Released: 9th March 2018
Directed By: Nash Edgerton
Starring: David Oyelowo, Charlize Theron, Joel Edgerton
Reviewed By: Van Connor
Of all the worn tropes to have sunk more than a few filmmakers over the years, the Americans-in-a-Mexican-kerfuffle subgenre feels, at times, like it sits next to found footage horror movies on the mythical shelf of “why even bother?”, and, unfortunately for director Nash Edgerton, Gringo is highly unlikely to change that sad reality.
Sporting what could be the most under-utilised cast of the past year (you will honestly forget Amanda Seyfried was in this pretty quickly) and sporting a script best described as a loose association of vowels and consonants between the occasional dick joke, Gringo is charitably described as an uninteresting waste of time, and, despite David Oyelowo’s commanding attempts otherwise, that’s being extremely charitable.

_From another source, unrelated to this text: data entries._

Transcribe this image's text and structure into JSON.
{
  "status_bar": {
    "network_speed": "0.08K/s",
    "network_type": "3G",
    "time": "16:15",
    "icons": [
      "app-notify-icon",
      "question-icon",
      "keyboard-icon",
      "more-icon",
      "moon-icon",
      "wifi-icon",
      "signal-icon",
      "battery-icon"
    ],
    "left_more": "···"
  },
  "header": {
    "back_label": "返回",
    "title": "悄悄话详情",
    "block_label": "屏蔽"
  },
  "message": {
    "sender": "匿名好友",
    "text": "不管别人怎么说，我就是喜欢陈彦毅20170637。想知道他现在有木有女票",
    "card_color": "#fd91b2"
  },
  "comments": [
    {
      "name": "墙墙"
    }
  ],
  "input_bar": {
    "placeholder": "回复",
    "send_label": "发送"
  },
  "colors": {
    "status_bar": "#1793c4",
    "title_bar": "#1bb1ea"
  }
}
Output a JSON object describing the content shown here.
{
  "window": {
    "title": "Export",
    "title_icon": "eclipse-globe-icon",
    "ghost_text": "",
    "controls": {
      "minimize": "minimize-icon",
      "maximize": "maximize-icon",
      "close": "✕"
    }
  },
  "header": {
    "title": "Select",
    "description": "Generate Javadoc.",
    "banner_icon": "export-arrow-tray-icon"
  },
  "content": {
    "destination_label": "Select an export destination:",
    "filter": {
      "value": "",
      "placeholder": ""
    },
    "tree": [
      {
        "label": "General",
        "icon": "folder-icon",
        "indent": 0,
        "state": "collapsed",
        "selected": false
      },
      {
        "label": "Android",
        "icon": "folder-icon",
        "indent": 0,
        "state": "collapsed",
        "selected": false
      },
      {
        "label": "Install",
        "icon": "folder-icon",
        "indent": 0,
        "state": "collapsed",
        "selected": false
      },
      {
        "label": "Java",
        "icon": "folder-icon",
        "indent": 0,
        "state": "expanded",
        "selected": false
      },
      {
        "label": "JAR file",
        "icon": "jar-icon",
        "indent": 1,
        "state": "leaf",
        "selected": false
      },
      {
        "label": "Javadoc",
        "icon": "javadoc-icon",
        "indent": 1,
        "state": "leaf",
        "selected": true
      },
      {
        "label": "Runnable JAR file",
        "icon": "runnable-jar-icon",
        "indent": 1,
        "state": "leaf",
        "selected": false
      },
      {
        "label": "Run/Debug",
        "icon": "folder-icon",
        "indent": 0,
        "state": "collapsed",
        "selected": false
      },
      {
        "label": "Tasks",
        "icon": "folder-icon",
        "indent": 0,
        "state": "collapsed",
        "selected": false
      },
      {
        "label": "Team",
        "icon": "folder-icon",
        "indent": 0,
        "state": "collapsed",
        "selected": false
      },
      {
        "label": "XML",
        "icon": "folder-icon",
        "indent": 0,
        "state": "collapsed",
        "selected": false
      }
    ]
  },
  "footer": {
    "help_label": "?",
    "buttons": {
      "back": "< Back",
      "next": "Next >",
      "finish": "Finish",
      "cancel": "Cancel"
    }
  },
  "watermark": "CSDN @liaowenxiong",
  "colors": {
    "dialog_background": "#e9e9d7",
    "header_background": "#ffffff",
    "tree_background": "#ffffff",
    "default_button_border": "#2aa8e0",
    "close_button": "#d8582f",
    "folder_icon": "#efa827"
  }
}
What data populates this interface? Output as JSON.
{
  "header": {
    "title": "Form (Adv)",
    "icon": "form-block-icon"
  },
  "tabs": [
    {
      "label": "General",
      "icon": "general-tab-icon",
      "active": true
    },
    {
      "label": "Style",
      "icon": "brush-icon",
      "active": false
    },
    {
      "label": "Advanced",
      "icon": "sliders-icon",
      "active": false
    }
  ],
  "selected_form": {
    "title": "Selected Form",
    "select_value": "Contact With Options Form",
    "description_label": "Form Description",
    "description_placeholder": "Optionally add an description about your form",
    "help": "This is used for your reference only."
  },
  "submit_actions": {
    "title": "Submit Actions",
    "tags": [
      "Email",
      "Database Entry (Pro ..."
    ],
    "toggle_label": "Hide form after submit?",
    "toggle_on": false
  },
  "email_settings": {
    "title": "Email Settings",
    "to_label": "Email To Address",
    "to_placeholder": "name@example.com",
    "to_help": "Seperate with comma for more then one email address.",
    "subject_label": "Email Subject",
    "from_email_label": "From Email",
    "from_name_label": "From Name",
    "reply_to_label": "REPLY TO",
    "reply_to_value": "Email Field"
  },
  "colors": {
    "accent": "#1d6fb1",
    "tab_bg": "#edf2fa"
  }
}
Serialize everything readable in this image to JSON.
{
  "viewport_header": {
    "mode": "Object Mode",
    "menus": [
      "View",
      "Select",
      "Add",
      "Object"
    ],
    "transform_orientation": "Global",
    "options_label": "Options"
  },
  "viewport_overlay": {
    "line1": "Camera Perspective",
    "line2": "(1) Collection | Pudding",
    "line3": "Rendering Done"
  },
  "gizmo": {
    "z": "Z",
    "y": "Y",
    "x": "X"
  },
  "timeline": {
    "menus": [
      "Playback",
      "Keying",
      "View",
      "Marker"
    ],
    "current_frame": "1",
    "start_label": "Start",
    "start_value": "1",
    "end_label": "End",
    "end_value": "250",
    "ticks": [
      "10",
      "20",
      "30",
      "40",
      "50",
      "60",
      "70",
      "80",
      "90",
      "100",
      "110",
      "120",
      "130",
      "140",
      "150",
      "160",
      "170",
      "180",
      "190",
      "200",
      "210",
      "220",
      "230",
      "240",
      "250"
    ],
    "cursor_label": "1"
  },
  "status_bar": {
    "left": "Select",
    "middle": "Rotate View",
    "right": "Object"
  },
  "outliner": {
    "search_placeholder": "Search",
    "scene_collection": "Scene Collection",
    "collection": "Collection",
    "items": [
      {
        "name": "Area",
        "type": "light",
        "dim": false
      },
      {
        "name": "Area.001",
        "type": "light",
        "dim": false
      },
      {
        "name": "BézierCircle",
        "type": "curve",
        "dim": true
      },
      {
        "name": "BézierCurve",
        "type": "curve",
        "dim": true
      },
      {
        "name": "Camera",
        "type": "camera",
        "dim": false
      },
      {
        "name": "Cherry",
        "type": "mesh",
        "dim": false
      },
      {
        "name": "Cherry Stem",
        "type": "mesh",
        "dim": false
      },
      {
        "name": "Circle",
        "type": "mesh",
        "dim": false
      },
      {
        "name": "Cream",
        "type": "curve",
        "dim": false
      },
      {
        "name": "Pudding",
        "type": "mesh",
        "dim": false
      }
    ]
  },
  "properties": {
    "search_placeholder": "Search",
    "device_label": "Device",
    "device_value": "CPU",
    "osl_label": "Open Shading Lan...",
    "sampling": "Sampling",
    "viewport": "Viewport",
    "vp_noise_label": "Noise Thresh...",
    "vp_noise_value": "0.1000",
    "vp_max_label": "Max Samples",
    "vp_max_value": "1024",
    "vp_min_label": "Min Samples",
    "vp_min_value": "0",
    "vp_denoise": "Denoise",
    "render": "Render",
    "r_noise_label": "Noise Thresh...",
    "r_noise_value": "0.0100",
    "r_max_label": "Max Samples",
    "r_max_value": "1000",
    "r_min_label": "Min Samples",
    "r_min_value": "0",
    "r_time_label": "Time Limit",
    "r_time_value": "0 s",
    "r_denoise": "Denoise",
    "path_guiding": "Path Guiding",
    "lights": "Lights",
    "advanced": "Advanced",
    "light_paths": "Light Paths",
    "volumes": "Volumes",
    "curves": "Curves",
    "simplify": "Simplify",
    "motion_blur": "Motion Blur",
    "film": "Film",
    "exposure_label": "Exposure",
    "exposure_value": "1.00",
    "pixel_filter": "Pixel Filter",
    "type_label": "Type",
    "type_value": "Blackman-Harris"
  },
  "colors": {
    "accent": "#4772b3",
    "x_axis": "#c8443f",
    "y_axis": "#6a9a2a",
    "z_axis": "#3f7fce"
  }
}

A textbook case of putting the cart before the horse – the horse, in this case, being anything resembling a developed character – Gringo smacks of the kind of passion project brought to life largely through a safe (re. low) budget and the goodwill of name-on-the-poster friends willing to give up a week in the faint chance it all works out. Sadly, any such notion of that becoming a reality are swiftly done away with at the behest of lacklustre writing from scribes Anthony Tambakis and Matthew Stone, whose unyielding desire to “do a Soderbergh” results less in something Out of Sight, and more something you’d wish had actually been out of sight.
Not a single character is given anything resembling a personality beyond a broad stroke, no plot development moves without the creakiness of “because… reasons” and any semblance of sharpness to be found cuts with all the grace of a pneumatic drill being wielded by someone with a hangover.
That Gringo forgets to include such basics as an establishing shot at any point comes as little surprise given the film itself never actually establishes anything. David Oyelowo’s Nigerian immigrant Howard takes a business trip to Mexico for… reasons, decides to act out on his constantly being screwed over at work by faking his own kidnapping, because his boss (Joel Edgerton, aka. how this got partially funded) is sleeping with his formerly-obese wife (because… hilarious?) whilst he and his co-manager and emotionless sex-puppet Charlize Theron (aka. how the rest of it got funded) sleaze their way to having Howard killed to make the company a profit.
There’s enough raw material in that plot, admittedly, to craft something akin to A Fish Called Wanda. In the hands of Tambakis and Stone, however, the concept instead sleeps with the fishes.